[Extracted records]
• • • • • • •

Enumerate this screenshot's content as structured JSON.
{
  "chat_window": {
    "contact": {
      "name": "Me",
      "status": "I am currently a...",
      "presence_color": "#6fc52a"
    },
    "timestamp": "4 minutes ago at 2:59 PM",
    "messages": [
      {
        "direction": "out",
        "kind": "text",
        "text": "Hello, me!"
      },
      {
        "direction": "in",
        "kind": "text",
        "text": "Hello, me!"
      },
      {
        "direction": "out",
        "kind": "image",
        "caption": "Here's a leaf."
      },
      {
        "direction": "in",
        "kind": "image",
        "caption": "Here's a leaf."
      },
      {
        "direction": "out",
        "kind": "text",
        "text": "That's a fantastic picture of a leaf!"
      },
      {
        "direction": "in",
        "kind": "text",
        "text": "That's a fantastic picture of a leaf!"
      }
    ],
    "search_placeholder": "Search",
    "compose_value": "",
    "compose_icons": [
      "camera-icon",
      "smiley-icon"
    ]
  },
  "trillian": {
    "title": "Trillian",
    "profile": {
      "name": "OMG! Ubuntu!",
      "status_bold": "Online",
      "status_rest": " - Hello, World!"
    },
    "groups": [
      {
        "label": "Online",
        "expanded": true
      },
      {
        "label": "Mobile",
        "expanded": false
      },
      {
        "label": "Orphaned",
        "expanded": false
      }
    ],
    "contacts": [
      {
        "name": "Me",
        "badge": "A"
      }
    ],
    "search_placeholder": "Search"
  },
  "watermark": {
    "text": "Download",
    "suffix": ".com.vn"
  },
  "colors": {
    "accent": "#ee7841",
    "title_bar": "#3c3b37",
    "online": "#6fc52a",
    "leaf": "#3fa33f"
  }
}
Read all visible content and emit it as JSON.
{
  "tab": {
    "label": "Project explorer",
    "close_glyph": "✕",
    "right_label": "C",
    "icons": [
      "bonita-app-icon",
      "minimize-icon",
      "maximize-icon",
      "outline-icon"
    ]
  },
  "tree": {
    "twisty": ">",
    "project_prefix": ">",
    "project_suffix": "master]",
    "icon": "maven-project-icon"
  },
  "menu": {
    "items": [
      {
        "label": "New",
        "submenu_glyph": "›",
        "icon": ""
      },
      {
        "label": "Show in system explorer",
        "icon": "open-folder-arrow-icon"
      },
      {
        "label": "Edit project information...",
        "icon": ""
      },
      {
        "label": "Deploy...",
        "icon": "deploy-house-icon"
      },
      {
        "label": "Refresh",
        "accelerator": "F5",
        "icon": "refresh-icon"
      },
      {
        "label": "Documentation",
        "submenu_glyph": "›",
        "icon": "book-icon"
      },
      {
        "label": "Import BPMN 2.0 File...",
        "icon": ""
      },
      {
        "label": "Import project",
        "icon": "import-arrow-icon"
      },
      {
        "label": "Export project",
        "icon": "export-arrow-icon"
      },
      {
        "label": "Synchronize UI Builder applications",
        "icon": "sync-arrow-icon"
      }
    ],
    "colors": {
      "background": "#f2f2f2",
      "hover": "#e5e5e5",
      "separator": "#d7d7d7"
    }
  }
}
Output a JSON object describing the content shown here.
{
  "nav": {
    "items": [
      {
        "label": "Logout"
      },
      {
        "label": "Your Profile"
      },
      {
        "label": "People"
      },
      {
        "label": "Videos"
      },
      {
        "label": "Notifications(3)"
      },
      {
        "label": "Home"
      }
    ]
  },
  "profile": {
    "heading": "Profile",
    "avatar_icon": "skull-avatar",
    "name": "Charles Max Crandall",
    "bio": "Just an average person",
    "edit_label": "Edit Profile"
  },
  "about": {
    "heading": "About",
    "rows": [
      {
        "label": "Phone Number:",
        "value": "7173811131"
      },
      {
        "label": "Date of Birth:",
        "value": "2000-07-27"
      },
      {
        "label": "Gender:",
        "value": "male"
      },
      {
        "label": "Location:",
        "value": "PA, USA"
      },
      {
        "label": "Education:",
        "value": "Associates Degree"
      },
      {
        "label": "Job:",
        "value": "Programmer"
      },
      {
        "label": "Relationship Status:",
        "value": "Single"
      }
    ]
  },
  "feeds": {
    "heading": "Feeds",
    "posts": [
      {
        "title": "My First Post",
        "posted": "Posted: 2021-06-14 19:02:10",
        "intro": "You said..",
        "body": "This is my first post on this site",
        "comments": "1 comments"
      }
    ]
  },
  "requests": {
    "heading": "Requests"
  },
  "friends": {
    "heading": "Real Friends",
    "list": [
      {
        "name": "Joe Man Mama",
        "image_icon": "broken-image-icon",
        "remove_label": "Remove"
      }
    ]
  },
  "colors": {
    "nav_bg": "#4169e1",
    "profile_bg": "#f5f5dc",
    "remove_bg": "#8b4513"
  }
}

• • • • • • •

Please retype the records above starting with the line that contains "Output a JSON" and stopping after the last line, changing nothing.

EXPECTED ANSWER:
Output a JSON object describing the content shown here.
{
  "nav": {
    "items": [
      {
        "label": "Logout"
      },
      {
        "label": "Your Profile"
      },
      {
        "label": "People"
      },
      {
        "label": "Videos"
      },
      {
        "label": "Notifications(3)"
      },
      {
        "label": "Home"
      }
    ]
  },
  "profile": {
    "heading": "Profile",
    "avatar_icon": "skull-avatar",
    "name": "Charles Max Crandall",
    "bio": "Just an average person",
    "edit_label": "Edit Profile"
  },
  "about": {
    "heading": "About",
    "rows": [
      {
        "label": "Phone Number:",
        "value": "7173811131"
      },
      {
        "label": "Date of Birth:",
        "value": "2000-07-27"
      },
      {
        "label": "Gender:",
        "value": "male"
      },
      {
        "label": "Location:",
        "value": "PA, USA"
      },
      {
        "label": "Education:",
        "value": "Associates Degree"
      },
      {
        "label": "Job:",
        "value": "Programmer"
      },
      {
        "label": "Relationship Status:",
        "value": "Single"
      }
    ]
  },
  "feeds": {
    "heading": "Feeds",
    "posts": [
      {
        "title": "My First Post",
        "posted": "Posted: 2021-06-14 19:02:10",
        "intro": "You said..",
        "body": "This is my first post on this site",
        "comments": "1 comments"
      }
    ]
  },
  "requests": {
    "heading": "Requests"
  },
  "friends": {
    "heading": "Real Friends",
    "list": [
      {
        "name": "Joe Man Mama",
        "image_icon": "broken-image-icon",
        "remove_label": "Remove"
      }
    ]
  },
  "colors": {
    "nav_bg": "#4169e1",
    "profile_bg": "#f5f5dc",
    "remove_bg": "#8b4513"
  }
}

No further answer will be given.